REQUIRED ACTION :: Everything in the records must be reproduced exactly, except for the pictures.

PROVIDED ENTRIES ::
▼

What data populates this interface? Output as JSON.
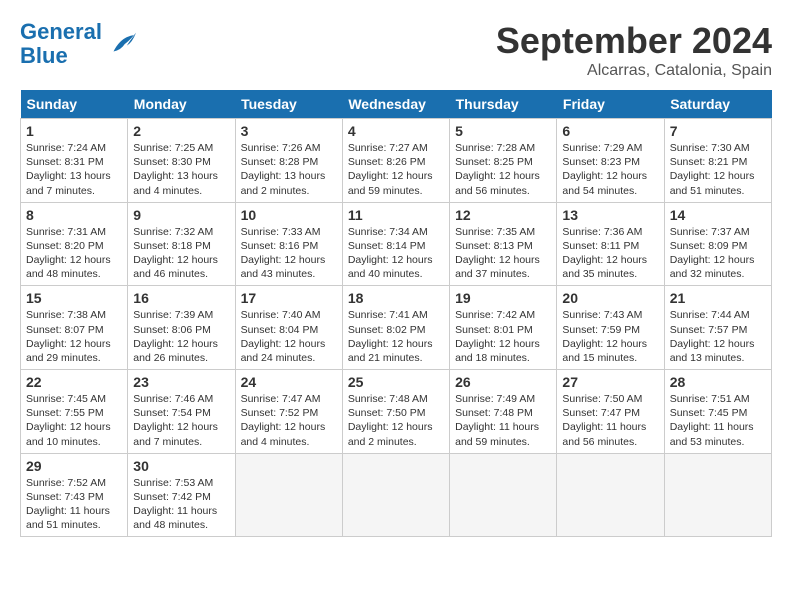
{
  "header": {
    "logo_general": "General",
    "logo_blue": "Blue",
    "month": "September 2024",
    "location": "Alcarras, Catalonia, Spain"
  },
  "days_of_week": [
    "Sunday",
    "Monday",
    "Tuesday",
    "Wednesday",
    "Thursday",
    "Friday",
    "Saturday"
  ],
  "weeks": [
    [
      {
        "day": "1",
        "sunrise": "7:24 AM",
        "sunset": "8:31 PM",
        "daylight": "13 hours and 7 minutes."
      },
      {
        "day": "2",
        "sunrise": "7:25 AM",
        "sunset": "8:30 PM",
        "daylight": "13 hours and 4 minutes."
      },
      {
        "day": "3",
        "sunrise": "7:26 AM",
        "sunset": "8:28 PM",
        "daylight": "13 hours and 2 minutes."
      },
      {
        "day": "4",
        "sunrise": "7:27 AM",
        "sunset": "8:26 PM",
        "daylight": "12 hours and 59 minutes."
      },
      {
        "day": "5",
        "sunrise": "7:28 AM",
        "sunset": "8:25 PM",
        "daylight": "12 hours and 56 minutes."
      },
      {
        "day": "6",
        "sunrise": "7:29 AM",
        "sunset": "8:23 PM",
        "daylight": "12 hours and 54 minutes."
      },
      {
        "day": "7",
        "sunrise": "7:30 AM",
        "sunset": "8:21 PM",
        "daylight": "12 hours and 51 minutes."
      }
    ],
    [
      {
        "day": "8",
        "sunrise": "7:31 AM",
        "sunset": "8:20 PM",
        "daylight": "12 hours and 48 minutes."
      },
      {
        "day": "9",
        "sunrise": "7:32 AM",
        "sunset": "8:18 PM",
        "daylight": "12 hours and 46 minutes."
      },
      {
        "day": "10",
        "sunrise": "7:33 AM",
        "sunset": "8:16 PM",
        "daylight": "12 hours and 43 minutes."
      },
      {
        "day": "11",
        "sunrise": "7:34 AM",
        "sunset": "8:14 PM",
        "daylight": "12 hours and 40 minutes."
      },
      {
        "day": "12",
        "sunrise": "7:35 AM",
        "sunset": "8:13 PM",
        "daylight": "12 hours and 37 minutes."
      },
      {
        "day": "13",
        "sunrise": "7:36 AM",
        "sunset": "8:11 PM",
        "daylight": "12 hours and 35 minutes."
      },
      {
        "day": "14",
        "sunrise": "7:37 AM",
        "sunset": "8:09 PM",
        "daylight": "12 hours and 32 minutes."
      }
    ],
    [
      {
        "day": "15",
        "sunrise": "7:38 AM",
        "sunset": "8:07 PM",
        "daylight": "12 hours and 29 minutes."
      },
      {
        "day": "16",
        "sunrise": "7:39 AM",
        "sunset": "8:06 PM",
        "daylight": "12 hours and 26 minutes."
      },
      {
        "day": "17",
        "sunrise": "7:40 AM",
        "sunset": "8:04 PM",
        "daylight": "12 hours and 24 minutes."
      },
      {
        "day": "18",
        "sunrise": "7:41 AM",
        "sunset": "8:02 PM",
        "daylight": "12 hours and 21 minutes."
      },
      {
        "day": "19",
        "sunrise": "7:42 AM",
        "sunset": "8:01 PM",
        "daylight": "12 hours and 18 minutes."
      },
      {
        "day": "20",
        "sunrise": "7:43 AM",
        "sunset": "7:59 PM",
        "daylight": "12 hours and 15 minutes."
      },
      {
        "day": "21",
        "sunrise": "7:44 AM",
        "sunset": "7:57 PM",
        "daylight": "12 hours and 13 minutes."
      }
    ],
    [
      {
        "day": "22",
        "sunrise": "7:45 AM",
        "sunset": "7:55 PM",
        "daylight": "12 hours and 10 minutes."
      },
      {
        "day": "23",
        "sunrise": "7:46 AM",
        "sunset": "7:54 PM",
        "daylight": "12 hours and 7 minutes."
      },
      {
        "day": "24",
        "sunrise": "7:47 AM",
        "sunset": "7:52 PM",
        "daylight": "12 hours and 4 minutes."
      },
      {
        "day": "25",
        "sunrise": "7:48 AM",
        "sunset": "7:50 PM",
        "daylight": "12 hours and 2 minutes."
      },
      {
        "day": "26",
        "sunrise": "7:49 AM",
        "sunset": "7:48 PM",
        "daylight": "11 hours and 59 minutes."
      },
      {
        "day": "27",
        "sunrise": "7:50 AM",
        "sunset": "7:47 PM",
        "daylight": "11 hours and 56 minutes."
      },
      {
        "day": "28",
        "sunrise": "7:51 AM",
        "sunset": "7:45 PM",
        "daylight": "11 hours and 53 minutes."
      }
    ],
    [
      {
        "day": "29",
        "sunrise": "7:52 AM",
        "sunset": "7:43 PM",
        "daylight": "11 hours and 51 minutes."
      },
      {
        "day": "30",
        "sunrise": "7:53 AM",
        "sunset": "7:42 PM",
        "daylight": "11 hours and 48 minutes."
      },
      null,
      null,
      null,
      null,
      null
    ]
  ]
}
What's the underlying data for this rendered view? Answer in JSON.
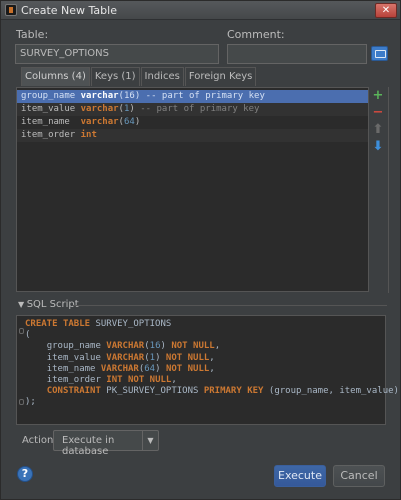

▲

YOUR RESPONSE ::
What data populates this interface? Output as JSON.
{
  "header": {
    "logo_general": "General",
    "logo_blue": "Blue",
    "month": "September 2024",
    "location": "Alcarras, Catalonia, Spain"
  },
  "days_of_week": [
    "Sunday",
    "Monday",
    "Tuesday",
    "Wednesday",
    "Thursday",
    "Friday",
    "Saturday"
  ],
  "weeks": [
    [
      {
        "day": "1",
        "sunrise": "7:24 AM",
        "sunset": "8:31 PM",
        "daylight": "13 hours and 7 minutes."
      },
      {
        "day": "2",
        "sunrise": "7:25 AM",
        "sunset": "8:30 PM",
        "daylight": "13 hours and 4 minutes."
      },
      {
        "day": "3",
        "sunrise": "7:26 AM",
        "sunset": "8:28 PM",
        "daylight": "13 hours and 2 minutes."
      },
      {
        "day": "4",
        "sunrise": "7:27 AM",
        "sunset": "8:26 PM",
        "daylight": "12 hours and 59 minutes."
      },
      {
        "day": "5",
        "sunrise": "7:28 AM",
        "sunset": "8:25 PM",
        "daylight": "12 hours and 56 minutes."
      },
      {
        "day": "6",
        "sunrise": "7:29 AM",
        "sunset": "8:23 PM",
        "daylight": "12 hours and 54 minutes."
      },
      {
        "day": "7",
        "sunrise": "7:30 AM",
        "sunset": "8:21 PM",
        "daylight": "12 hours and 51 minutes."
      }
    ],
    [
      {
        "day": "8",
        "sunrise": "7:31 AM",
        "sunset": "8:20 PM",
        "daylight": "12 hours and 48 minutes."
      },
      {
        "day": "9",
        "sunrise": "7:32 AM",
        "sunset": "8:18 PM",
        "daylight": "12 hours and 46 minutes."
      },
      {
        "day": "10",
        "sunrise": "7:33 AM",
        "sunset": "8:16 PM",
        "daylight": "12 hours and 43 minutes."
      },
      {
        "day": "11",
        "sunrise": "7:34 AM",
        "sunset": "8:14 PM",
        "daylight": "12 hours and 40 minutes."
      },
      {
        "day": "12",
        "sunrise": "7:35 AM",
        "sunset": "8:13 PM",
        "daylight": "12 hours and 37 minutes."
      },
      {
        "day": "13",
        "sunrise": "7:36 AM",
        "sunset": "8:11 PM",
        "daylight": "12 hours and 35 minutes."
      },
      {
        "day": "14",
        "sunrise": "7:37 AM",
        "sunset": "8:09 PM",
        "daylight": "12 hours and 32 minutes."
      }
    ],
    [
      {
        "day": "15",
        "sunrise": "7:38 AM",
        "sunset": "8:07 PM",
        "daylight": "12 hours and 29 minutes."
      },
      {
        "day": "16",
        "sunrise": "7:39 AM",
        "sunset": "8:06 PM",
        "daylight": "12 hours and 26 minutes."
      },
      {
        "day": "17",
        "sunrise": "7:40 AM",
        "sunset": "8:04 PM",
        "daylight": "12 hours and 24 minutes."
      },
      {
        "day": "18",
        "sunrise": "7:41 AM",
        "sunset": "8:02 PM",
        "daylight": "12 hours and 21 minutes."
      },
      {
        "day": "19",
        "sunrise": "7:42 AM",
        "sunset": "8:01 PM",
        "daylight": "12 hours and 18 minutes."
      },
      {
        "day": "20",
        "sunrise": "7:43 AM",
        "sunset": "7:59 PM",
        "daylight": "12 hours and 15 minutes."
      },
      {
        "day": "21",
        "sunrise": "7:44 AM",
        "sunset": "7:57 PM",
        "daylight": "12 hours and 13 minutes."
      }
    ],
    [
      {
        "day": "22",
        "sunrise": "7:45 AM",
        "sunset": "7:55 PM",
        "daylight": "12 hours and 10 minutes."
      },
      {
        "day": "23",
        "sunrise": "7:46 AM",
        "sunset": "7:54 PM",
        "daylight": "12 hours and 7 minutes."
      },
      {
        "day": "24",
        "sunrise": "7:47 AM",
        "sunset": "7:52 PM",
        "daylight": "12 hours and 4 minutes."
      },
      {
        "day": "25",
        "sunrise": "7:48 AM",
        "sunset": "7:50 PM",
        "daylight": "12 hours and 2 minutes."
      },
      {
        "day": "26",
        "sunrise": "7:49 AM",
        "sunset": "7:48 PM",
        "daylight": "11 hours and 59 minutes."
      },
      {
        "day": "27",
        "sunrise": "7:50 AM",
        "sunset": "7:47 PM",
        "daylight": "11 hours and 56 minutes."
      },
      {
        "day": "28",
        "sunrise": "7:51 AM",
        "sunset": "7:45 PM",
        "daylight": "11 hours and 53 minutes."
      }
    ],
    [
      {
        "day": "29",
        "sunrise": "7:52 AM",
        "sunset": "7:43 PM",
        "daylight": "11 hours and 51 minutes."
      },
      {
        "day": "30",
        "sunrise": "7:53 AM",
        "sunset": "7:42 PM",
        "daylight": "11 hours and 48 minutes."
      },
      null,
      null,
      null,
      null,
      null
    ]
  ]
}
What's the underlying data for this rendered view? Answer in JSON.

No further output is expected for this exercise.